And, while the report states “international standards do not prescribe a specific concept of family” the UN human rights office excludes polygamy from what is recognized internationally as a family, without explaining on what basis it could do so in the absence of a functional definition of the family such as the one found in the Universal Declaration of Human Rights.
The report also cites the Convention on the Rights of the Child, which declares the family to be “the fundamental group of society and the natural environment for the growth and well-being of all its members and particularly children,” and at the same time it elevates “a variety of arrangements” to provide and care for children as capable of constituting a family—explicitly declaring it the equivalence of “the nuclear family, the extended family, and other traditional and modern community-based arrangements” for purposes of international policy.
These contradictions were also borne out by non-governmental organizations and academics in a consultation that took place in the fall during the preparation of the report.
Many pro-family organizations, including C-Fam, publisher of the Friday Fax, submitted written comments and observations to the UN human rights office, to support the longstanding understanding of the family in international law and policy. Others organizations filed comments that sought to undermine the current status quo to change the meaning of family to include same-sex relationships.
The report is the latest step in a protracted debate that has carried on for over twenty years. In recent months, the General Assembly has shelved the issue of the family altogether to avoid debating it.

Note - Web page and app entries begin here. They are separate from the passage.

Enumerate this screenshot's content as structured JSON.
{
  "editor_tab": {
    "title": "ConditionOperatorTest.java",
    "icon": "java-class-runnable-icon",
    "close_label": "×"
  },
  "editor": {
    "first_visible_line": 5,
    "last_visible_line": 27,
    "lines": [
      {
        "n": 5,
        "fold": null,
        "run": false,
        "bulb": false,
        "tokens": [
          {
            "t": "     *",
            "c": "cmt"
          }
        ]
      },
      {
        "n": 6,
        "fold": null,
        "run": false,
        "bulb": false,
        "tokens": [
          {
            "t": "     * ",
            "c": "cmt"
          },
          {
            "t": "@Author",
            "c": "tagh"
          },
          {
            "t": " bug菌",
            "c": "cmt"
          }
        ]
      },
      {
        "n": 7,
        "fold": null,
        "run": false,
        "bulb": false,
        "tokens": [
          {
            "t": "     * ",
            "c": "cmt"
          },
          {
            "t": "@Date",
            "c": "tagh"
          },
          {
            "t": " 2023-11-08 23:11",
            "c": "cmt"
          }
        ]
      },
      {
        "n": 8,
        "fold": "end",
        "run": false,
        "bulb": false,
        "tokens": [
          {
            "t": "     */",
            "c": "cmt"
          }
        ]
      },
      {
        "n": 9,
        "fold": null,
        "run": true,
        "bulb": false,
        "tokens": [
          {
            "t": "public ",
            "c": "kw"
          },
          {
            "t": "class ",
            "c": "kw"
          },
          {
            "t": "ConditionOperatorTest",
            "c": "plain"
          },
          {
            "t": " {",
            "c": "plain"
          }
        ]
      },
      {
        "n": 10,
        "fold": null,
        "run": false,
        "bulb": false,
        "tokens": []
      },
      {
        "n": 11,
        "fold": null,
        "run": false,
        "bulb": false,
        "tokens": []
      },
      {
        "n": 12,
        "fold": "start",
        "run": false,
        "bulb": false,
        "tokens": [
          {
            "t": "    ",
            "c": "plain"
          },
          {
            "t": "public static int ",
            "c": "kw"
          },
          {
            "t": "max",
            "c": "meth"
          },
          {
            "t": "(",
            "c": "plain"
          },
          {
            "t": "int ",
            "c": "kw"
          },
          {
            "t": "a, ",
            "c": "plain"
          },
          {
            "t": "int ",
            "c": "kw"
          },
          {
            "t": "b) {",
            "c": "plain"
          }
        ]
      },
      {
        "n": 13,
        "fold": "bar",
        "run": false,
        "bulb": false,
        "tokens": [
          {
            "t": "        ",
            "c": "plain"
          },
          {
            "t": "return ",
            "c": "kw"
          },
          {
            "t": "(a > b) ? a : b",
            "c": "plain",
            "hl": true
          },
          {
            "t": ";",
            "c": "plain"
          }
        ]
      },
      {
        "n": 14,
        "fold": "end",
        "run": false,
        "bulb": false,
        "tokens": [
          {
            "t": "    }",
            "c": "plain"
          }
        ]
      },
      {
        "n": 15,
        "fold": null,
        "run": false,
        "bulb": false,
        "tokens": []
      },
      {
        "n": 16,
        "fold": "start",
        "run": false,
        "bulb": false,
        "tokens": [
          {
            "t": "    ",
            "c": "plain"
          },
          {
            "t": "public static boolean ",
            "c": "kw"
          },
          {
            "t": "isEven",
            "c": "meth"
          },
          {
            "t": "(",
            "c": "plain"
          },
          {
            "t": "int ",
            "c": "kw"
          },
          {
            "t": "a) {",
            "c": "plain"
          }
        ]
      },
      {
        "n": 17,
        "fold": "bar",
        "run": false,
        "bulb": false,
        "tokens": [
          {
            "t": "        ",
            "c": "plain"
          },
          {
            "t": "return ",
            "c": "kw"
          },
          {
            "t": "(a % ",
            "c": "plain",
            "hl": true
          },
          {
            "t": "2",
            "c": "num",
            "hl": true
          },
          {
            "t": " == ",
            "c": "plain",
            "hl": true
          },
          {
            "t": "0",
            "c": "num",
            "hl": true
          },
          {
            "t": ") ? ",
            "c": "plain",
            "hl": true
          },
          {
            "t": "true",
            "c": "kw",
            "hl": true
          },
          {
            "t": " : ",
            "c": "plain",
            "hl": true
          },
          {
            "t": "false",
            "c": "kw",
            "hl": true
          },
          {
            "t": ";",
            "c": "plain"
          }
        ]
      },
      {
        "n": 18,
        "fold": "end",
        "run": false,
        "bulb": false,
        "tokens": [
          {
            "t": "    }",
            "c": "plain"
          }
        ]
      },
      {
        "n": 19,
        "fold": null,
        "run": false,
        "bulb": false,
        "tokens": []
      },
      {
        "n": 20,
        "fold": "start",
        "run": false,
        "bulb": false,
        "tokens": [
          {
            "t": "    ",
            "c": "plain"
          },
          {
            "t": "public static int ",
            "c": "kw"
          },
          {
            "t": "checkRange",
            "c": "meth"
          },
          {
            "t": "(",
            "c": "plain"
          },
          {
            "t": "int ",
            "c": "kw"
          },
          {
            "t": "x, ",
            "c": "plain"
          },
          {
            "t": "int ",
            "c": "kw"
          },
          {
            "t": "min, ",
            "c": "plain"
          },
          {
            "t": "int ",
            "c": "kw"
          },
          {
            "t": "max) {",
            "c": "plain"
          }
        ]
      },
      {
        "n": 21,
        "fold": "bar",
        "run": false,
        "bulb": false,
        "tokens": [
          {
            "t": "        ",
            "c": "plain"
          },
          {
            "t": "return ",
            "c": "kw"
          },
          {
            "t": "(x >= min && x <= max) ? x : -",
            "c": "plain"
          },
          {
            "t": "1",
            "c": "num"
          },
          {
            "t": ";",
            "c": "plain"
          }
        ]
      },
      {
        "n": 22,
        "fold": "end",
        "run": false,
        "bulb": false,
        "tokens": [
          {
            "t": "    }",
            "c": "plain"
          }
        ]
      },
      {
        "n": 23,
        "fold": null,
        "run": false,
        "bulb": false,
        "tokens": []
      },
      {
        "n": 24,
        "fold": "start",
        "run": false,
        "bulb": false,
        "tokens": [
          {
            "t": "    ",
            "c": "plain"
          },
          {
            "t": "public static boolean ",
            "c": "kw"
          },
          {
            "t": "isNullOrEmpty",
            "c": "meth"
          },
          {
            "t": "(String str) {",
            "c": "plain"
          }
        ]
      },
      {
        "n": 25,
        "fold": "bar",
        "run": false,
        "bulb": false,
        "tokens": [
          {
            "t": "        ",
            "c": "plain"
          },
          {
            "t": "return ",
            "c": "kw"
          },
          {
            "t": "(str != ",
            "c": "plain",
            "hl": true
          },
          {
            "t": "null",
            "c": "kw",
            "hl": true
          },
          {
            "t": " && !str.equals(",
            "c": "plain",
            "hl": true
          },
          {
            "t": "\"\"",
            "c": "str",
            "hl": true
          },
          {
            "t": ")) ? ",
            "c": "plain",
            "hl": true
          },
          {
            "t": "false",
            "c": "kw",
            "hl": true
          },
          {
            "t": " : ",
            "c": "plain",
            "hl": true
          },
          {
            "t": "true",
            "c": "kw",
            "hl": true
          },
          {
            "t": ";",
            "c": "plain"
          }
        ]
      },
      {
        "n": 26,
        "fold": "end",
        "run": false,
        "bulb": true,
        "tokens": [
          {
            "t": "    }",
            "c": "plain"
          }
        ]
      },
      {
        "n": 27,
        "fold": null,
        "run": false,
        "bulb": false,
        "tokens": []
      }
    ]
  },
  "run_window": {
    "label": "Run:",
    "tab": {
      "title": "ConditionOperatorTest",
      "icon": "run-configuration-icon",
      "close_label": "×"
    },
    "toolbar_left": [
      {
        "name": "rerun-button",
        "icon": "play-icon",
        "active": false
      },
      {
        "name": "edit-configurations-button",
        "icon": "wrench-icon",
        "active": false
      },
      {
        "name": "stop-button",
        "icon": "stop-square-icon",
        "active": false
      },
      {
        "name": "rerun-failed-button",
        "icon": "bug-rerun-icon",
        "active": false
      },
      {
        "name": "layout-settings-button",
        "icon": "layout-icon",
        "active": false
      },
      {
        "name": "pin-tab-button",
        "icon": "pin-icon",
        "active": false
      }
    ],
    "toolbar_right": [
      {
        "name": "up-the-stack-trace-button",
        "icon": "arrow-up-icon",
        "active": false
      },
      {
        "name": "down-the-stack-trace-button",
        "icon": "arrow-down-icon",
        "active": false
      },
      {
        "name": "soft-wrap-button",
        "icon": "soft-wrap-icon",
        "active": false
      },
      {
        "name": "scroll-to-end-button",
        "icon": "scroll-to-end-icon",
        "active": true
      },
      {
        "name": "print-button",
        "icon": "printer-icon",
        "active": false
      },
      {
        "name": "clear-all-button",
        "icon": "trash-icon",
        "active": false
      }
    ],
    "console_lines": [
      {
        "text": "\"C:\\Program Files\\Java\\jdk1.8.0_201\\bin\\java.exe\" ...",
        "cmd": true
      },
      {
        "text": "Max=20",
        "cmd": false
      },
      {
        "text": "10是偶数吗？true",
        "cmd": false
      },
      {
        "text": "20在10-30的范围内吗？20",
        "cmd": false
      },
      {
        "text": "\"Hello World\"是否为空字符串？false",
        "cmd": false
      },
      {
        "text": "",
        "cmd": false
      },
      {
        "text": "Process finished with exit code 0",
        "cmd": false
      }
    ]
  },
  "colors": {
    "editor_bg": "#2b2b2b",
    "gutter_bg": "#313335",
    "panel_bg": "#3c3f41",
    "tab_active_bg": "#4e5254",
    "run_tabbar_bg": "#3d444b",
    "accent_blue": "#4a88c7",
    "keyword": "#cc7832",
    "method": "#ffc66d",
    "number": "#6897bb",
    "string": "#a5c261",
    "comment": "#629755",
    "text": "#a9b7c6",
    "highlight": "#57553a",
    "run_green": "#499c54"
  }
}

The report is likely to spark further debate in the Human Rights Council in Geneva. The guidance to the UN human rights office in Resolution 29/22, which requested the report in the first place, was clear. It reiterated the understanding that the family is the “natural and fundamental group unit of society and is entitled to protection by society and the state” and that the family is “the natural environment for the growth and wellbeing of all its members.”